Statement on EPA Mining Notice, Senate Reform Hearing

Statement on EPA Mining Notice, Senate Reform Hearing

Jane Danowitz, director of the Pew Environment Group's U.S. public lands program, issued the following statement today in response to Monday's Environmental Protection Agency notice that identifies mining as a taxpayer burden and the nation's top polluter, documenting billions spent over the past decade on cleanup of mining industry toxic “mega-sites.” The EPA filing was delivered before today's Senate Energy and Natural Resources Committee legislative hearing on S. 796, the Hardrock Mining and Reclamation Act of 2009, introduced by Chairman Jeff Bingaman (D-NM) to provide overall reform of the 1872 mining law; and S. 140, the Abandoned Mine Reclamation Act of 2009, introduced by Senator Dianne Feinstein (D-CA) to create a dedicated funding source to clean up hazardous abandoned mines. 

“Chairman Bingaman's proposal incorporates the critical elements of reform that will give taxpayers and the environment much needed protections, while ensuring mining continues to play an important role in western states' economies. We also commend Senator Feinstein for introducing a measure that would provide much-needed industry accountability and generate revenue to clean up thousands of hazardous abandoned mines.

“We are pleased that Interior Secretary Salazar expressed support today for reforming the 1872 law. As a former Senator from a mining state and member of this committee, Secretary Salazar can play a key leadership role in moving reform forward.   

“We look forward to working with Senator Bingaman, his House counterpart, Chairman Rahall, and the Obama administration to take swift action during this Congress to bring the Civil War-era mining law into the 21st century.”


On July 10, the Environmental Protection Agency (EPA) submitted to the U.S. District Court, Northern District of California, a document identifying hardrock mining (a category that includes gold and uranium, among others) as the industrial sector posing the highest financial risk for taxpayer cleanups. A Superfund deadline suit brought by conservation groups compelled EPA to identify types of facilities that require special financial assurance regulations, so that taxpayers do not continue to bear a heavy burden in cleanup costs. After reviewing a variety of factors, EPA chose one industry as top priority for regulation: the hardrock mining industry.  EPA concludes that “hardrock mining facilities are likely to continue to present a substantial financial burden that could be met by financial responsibility requirements.” It also notes the following:

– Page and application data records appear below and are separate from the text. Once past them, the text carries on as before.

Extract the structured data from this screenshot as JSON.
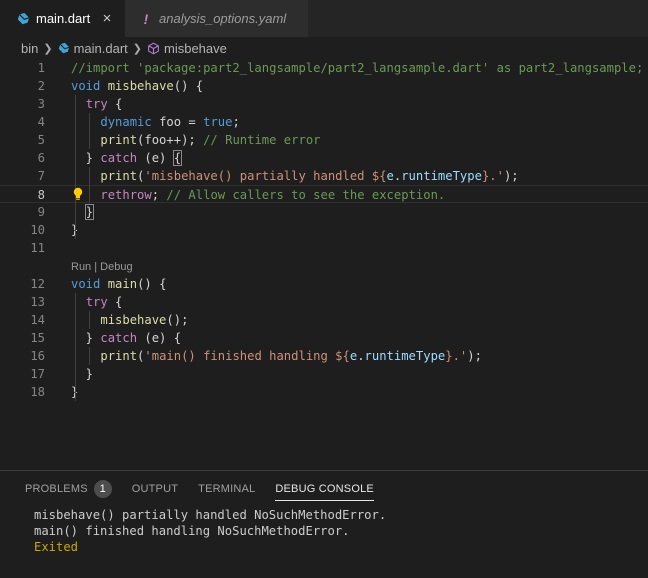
{
  "tabs": [
    {
      "label": "main.dart",
      "active": true,
      "icon": "dart-icon",
      "close": "×"
    },
    {
      "label": "analysis_options.yaml",
      "active": false,
      "icon": "warning-bang-icon",
      "icon_text": "!"
    }
  ],
  "breadcrumb": {
    "folder": "bin",
    "file": "main.dart",
    "symbol": "misbehave"
  },
  "editor": {
    "line_numbers": [
      "1",
      "2",
      "3",
      "4",
      "5",
      "6",
      "7",
      "8",
      "9",
      "10",
      "11",
      "12",
      "13",
      "14",
      "15",
      "16",
      "17",
      "18"
    ],
    "codelens": "Run | Debug",
    "lines": [
      [
        {
          "t": "//import 'package:part2_langsample/part2_langsample.dart' as part2_langsample;",
          "c": "cm"
        }
      ],
      [
        {
          "t": "void",
          "c": "kw"
        },
        {
          "t": " "
        },
        {
          "t": "misbehave",
          "c": "fn"
        },
        {
          "t": "() {"
        }
      ],
      [
        {
          "t": "  "
        },
        {
          "t": "try",
          "c": "ctl"
        },
        {
          "t": " {"
        }
      ],
      [
        {
          "t": "    "
        },
        {
          "t": "dynamic",
          "c": "kw"
        },
        {
          "t": " foo = "
        },
        {
          "t": "true",
          "c": "kw"
        },
        {
          "t": ";"
        }
      ],
      [
        {
          "t": "    "
        },
        {
          "t": "print",
          "c": "fn"
        },
        {
          "t": "(foo++); "
        },
        {
          "t": "// Runtime error",
          "c": "cm"
        }
      ],
      [
        {
          "t": "  } "
        },
        {
          "t": "catch",
          "c": "ctl"
        },
        {
          "t": " (e) "
        },
        {
          "t": "{",
          "c": "br"
        }
      ],
      [
        {
          "t": "    "
        },
        {
          "t": "print",
          "c": "fn"
        },
        {
          "t": "("
        },
        {
          "t": "'misbehave() partially handled ${",
          "c": "str"
        },
        {
          "t": "e",
          "c": "var"
        },
        {
          "t": "."
        },
        {
          "t": "runtimeType",
          "c": "var"
        },
        {
          "t": "}.'",
          "c": "str"
        },
        {
          "t": ");"
        }
      ],
      [
        {
          "t": "    "
        },
        {
          "t": "rethrow",
          "c": "ctl"
        },
        {
          "t": "; "
        },
        {
          "t": "// Allow callers to see the exception.",
          "c": "cm"
        }
      ],
      [
        {
          "t": "  "
        },
        {
          "t": "}",
          "c": "br"
        }
      ],
      [
        {
          "t": "}"
        }
      ],
      [
        {
          "t": ""
        }
      ],
      [
        {
          "t": "void",
          "c": "kw"
        },
        {
          "t": " "
        },
        {
          "t": "main",
          "c": "fn"
        },
        {
          "t": "() {"
        }
      ],
      [
        {
          "t": "  "
        },
        {
          "t": "try",
          "c": "ctl"
        },
        {
          "t": " {"
        }
      ],
      [
        {
          "t": "    "
        },
        {
          "t": "misbehave",
          "c": "fn"
        },
        {
          "t": "();"
        }
      ],
      [
        {
          "t": "  } "
        },
        {
          "t": "catch",
          "c": "ctl"
        },
        {
          "t": " (e) {"
        }
      ],
      [
        {
          "t": "    "
        },
        {
          "t": "print",
          "c": "fn"
        },
        {
          "t": "("
        },
        {
          "t": "'main() finished handling ${",
          "c": "str"
        },
        {
          "t": "e",
          "c": "var"
        },
        {
          "t": "."
        },
        {
          "t": "runtimeType",
          "c": "var"
        },
        {
          "t": "}.'",
          "c": "str"
        },
        {
          "t": ");"
        }
      ],
      [
        {
          "t": "  }"
        }
      ],
      [
        {
          "t": "}"
        }
      ]
    ]
  },
  "panel": {
    "tabs": [
      {
        "label": "PROBLEMS",
        "badge": "1"
      },
      {
        "label": "OUTPUT"
      },
      {
        "label": "TERMINAL"
      },
      {
        "label": "DEBUG CONSOLE",
        "active": true
      }
    ],
    "console": [
      {
        "text": "misbehave() partially handled NoSuchMethodError.",
        "kind": "out"
      },
      {
        "text": "main() finished handling NoSuchMethodError.",
        "kind": "out"
      },
      {
        "text": "Exited",
        "kind": "exited"
      }
    ]
  },
  "colors": {
    "background": "#1e1e1e",
    "keyword": "#569cd6",
    "control": "#c586c0",
    "function": "#dcdcaa",
    "string": "#ce9178",
    "comment": "#6a9955",
    "variable": "#9cdcfe",
    "exited": "#cca700",
    "lightbulb": "#ffcc00"
  }
}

  • “[T]he hardrock mining industry has experienced a pattern of failed operations, which often require significant environmental responses that cannot be financed by industry.”
  • The hardrock mining industry “releases enormous quantities of toxic chemicals”—according to the 2007 Toxic Release Inventory, 28 percent of the total releases by U.S. reporting industries. 
  • EPA estimates the cost of remediating all hardrock mining facilities between $20 and $54 billion.
  • EPA's expenditure data shows that between 1988 and 2007, approximately $2.7 billion was spent on cleanup of hardrock mining facilities, with $2.4 billion going to National Priority List sites. The largest portion of these expenses has been incurred since 1998.